§ **Problem statement**: Scan the records below and say how many lines include the word "this", giving no other text.

Interface dataset entries:
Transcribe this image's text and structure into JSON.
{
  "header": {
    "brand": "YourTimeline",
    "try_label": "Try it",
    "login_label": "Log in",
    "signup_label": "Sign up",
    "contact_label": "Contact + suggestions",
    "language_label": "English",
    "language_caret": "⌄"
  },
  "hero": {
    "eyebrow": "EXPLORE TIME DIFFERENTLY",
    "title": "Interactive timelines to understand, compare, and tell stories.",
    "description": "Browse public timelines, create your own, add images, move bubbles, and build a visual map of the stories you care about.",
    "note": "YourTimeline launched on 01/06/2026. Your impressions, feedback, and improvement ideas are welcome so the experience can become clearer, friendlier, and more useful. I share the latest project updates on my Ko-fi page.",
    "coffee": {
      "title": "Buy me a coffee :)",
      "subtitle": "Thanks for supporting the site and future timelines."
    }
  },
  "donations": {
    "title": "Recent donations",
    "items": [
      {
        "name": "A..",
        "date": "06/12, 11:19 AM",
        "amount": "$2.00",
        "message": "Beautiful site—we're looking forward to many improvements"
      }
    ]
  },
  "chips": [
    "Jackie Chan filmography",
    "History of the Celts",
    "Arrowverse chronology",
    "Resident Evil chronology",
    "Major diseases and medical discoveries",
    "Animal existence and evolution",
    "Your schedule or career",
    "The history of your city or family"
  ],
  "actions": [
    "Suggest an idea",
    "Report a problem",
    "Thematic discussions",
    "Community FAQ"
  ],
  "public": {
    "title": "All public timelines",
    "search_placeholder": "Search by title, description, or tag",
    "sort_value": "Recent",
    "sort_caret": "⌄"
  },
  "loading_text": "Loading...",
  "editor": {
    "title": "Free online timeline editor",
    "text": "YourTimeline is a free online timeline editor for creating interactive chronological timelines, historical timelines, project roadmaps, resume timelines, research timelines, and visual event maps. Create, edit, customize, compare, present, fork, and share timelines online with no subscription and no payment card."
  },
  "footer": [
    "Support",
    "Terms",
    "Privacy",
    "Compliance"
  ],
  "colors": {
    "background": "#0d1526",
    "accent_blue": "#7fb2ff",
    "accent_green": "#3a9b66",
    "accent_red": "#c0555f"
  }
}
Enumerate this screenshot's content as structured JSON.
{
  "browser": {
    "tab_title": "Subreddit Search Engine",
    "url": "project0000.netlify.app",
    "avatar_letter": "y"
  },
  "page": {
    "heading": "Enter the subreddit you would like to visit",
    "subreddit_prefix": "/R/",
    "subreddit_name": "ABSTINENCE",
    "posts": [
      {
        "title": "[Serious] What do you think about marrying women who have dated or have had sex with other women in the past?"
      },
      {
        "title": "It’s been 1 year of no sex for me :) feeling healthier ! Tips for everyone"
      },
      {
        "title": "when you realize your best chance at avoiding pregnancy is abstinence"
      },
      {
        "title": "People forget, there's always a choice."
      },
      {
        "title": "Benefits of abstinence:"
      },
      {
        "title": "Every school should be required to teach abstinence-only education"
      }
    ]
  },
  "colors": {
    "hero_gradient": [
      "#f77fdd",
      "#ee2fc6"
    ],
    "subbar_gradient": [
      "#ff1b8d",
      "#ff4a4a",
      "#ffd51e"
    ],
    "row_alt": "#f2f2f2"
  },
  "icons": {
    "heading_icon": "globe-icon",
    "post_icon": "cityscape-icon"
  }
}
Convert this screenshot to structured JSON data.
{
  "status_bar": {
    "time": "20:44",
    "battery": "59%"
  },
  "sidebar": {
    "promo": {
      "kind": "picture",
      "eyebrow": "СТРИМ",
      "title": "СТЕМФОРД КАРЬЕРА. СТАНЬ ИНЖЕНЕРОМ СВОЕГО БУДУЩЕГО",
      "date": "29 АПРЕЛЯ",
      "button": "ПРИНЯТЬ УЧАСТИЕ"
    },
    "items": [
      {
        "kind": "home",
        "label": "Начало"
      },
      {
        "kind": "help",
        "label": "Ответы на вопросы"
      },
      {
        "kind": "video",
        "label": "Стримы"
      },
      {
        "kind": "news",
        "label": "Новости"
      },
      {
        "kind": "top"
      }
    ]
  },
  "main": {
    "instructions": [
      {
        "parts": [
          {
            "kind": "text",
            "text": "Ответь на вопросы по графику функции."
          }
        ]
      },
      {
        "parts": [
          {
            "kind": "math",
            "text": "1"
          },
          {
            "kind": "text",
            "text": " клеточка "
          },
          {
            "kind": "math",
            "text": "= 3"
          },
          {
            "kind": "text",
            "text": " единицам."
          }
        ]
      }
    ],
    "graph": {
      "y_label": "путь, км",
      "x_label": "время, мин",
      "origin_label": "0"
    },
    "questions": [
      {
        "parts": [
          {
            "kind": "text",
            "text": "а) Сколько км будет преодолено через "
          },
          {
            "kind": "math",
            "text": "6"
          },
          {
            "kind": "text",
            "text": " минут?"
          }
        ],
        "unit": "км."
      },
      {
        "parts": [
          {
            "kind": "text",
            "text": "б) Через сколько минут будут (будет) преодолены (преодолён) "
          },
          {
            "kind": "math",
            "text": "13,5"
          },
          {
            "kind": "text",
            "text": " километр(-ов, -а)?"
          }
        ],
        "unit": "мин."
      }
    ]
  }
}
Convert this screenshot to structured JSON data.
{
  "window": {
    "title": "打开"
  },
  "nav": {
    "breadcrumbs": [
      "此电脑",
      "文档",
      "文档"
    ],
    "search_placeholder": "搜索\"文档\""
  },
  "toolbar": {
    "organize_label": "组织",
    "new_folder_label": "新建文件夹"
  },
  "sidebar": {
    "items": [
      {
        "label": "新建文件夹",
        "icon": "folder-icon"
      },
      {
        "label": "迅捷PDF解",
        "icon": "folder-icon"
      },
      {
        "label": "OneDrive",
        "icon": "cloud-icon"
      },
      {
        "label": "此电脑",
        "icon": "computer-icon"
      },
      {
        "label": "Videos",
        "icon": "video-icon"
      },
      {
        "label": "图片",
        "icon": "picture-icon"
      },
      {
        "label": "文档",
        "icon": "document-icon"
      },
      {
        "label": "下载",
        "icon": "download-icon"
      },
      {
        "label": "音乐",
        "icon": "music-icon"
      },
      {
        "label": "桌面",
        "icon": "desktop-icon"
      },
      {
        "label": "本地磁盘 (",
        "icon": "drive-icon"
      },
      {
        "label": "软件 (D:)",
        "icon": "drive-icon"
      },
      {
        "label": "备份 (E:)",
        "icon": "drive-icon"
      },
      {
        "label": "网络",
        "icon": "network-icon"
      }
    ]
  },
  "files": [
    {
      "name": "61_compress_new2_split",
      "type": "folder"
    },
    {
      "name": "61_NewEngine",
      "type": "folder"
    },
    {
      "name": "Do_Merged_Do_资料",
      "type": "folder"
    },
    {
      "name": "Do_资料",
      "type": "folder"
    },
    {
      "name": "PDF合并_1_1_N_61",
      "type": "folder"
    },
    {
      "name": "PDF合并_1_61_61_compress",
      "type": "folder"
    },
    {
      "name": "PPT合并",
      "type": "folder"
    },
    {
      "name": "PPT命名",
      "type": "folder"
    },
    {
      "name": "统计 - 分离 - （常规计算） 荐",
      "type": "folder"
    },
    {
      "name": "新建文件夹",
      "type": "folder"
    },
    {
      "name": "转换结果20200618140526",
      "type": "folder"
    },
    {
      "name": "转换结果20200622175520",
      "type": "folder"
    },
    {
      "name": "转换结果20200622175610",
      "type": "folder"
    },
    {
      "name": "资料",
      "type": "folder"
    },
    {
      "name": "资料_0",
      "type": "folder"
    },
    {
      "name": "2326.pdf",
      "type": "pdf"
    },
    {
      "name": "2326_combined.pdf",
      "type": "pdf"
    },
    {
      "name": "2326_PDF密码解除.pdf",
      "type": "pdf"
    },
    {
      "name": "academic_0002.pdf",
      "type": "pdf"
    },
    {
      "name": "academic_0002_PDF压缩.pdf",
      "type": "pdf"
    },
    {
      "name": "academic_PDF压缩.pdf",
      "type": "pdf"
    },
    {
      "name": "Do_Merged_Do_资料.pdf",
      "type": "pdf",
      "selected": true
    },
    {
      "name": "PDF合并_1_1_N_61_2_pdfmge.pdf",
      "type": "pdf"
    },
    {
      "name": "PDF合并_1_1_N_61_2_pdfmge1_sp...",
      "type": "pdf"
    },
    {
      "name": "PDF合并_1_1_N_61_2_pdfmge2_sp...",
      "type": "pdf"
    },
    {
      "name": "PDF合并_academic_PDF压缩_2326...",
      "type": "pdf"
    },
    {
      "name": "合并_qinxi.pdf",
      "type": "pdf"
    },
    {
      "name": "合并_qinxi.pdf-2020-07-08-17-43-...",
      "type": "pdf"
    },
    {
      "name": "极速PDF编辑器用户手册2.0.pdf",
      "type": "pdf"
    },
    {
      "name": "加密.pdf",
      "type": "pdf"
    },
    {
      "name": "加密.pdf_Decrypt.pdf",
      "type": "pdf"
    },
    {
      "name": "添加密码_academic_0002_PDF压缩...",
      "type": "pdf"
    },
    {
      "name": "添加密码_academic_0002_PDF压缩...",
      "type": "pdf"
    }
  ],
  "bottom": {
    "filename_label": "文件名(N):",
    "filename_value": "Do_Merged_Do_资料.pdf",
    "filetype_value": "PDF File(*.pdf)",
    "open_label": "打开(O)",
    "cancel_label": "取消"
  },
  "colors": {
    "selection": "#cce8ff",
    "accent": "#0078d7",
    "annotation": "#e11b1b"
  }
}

§ **Result of the exercise**: 4